Come & Take It
Come & Take It 2014
Come & Take It Celebration Sponsorship Packet
COMING SOON FOR 2015
Looking to help sponsor the Come & Take It Celebration? Now is your chance to differentiate yourself from the competition by supporting the most historic celebration in Texas! Download the Sponsorship Packet below.

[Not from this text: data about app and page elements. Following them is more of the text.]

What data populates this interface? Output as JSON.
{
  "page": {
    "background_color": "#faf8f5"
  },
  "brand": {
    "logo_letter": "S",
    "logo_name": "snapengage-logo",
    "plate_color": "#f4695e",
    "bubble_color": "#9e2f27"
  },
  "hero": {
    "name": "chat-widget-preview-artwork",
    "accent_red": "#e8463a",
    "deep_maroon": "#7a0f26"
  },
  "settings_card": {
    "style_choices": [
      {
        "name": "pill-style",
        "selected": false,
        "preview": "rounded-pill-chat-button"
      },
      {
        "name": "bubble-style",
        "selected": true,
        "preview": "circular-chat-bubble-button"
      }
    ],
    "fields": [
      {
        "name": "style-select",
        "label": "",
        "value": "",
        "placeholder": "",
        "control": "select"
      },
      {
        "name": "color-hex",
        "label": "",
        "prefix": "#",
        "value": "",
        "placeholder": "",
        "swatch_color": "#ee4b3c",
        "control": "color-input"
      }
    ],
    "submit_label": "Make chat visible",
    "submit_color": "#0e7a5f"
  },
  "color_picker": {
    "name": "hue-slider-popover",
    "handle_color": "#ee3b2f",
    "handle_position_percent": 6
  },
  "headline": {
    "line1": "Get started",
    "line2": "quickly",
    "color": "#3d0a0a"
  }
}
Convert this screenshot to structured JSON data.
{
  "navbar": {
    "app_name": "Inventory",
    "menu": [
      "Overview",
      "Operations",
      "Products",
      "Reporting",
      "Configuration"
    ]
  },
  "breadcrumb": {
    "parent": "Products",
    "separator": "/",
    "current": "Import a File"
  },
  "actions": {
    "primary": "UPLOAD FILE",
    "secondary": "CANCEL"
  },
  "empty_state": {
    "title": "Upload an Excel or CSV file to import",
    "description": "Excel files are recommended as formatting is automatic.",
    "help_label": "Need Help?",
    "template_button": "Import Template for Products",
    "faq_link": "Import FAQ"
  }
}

For information, call 888-672-1095 Celebrate “Come & Take It!” with us! The dates for the Come & Take It Festival are Oct. 2, 3 & 4, 2015. The Come & Take It Festival celebrates the firing of the first shot of the Texas revolution on Oct. 2, 1835, which took place near Gonzales. Come & help us celebrate history with the firing of the first shot! The town of Gonzales was established by Empresario Green DeWitt in 1825, two and one-half miles east of the confluence of the San Marcos and Guadalupe Rivers. It was the westernmost Anglo settlement until the close of the Texas Revolution and was named in honor of Don Rafael Gonzales, provisional governor of Coahuila, Mexico and Texas. The town was laid out in the shape of a cross, with seven squares. During the colonial period of 1825 to 1835, there were many problems with Comanche and Tonkawa Indians, but Gonzales flourished. It was a thriving capital of the De Witt colony by 1833. In 1831 the Mexican government loaned the citizens of Gonzales a six-pound cannon as protection against the Indians. In September of 1835, as political unrest grew, Mexican officials at San Antonio de Bexar demanded the cannon be returned. A corporal with five soldiers and an oxcart were first sent by Col. Ugartechea, Bexar military commander, to Gonzales. The corporal carried a request that the small reinforced cannon, a bronze six-pounder, be returned to the Mexican Army. Andrew Ponton refused to relinquish it, stalling for time, and the little cannon was buried in George W. Davis’ peach orchard, near the Guadalupe River.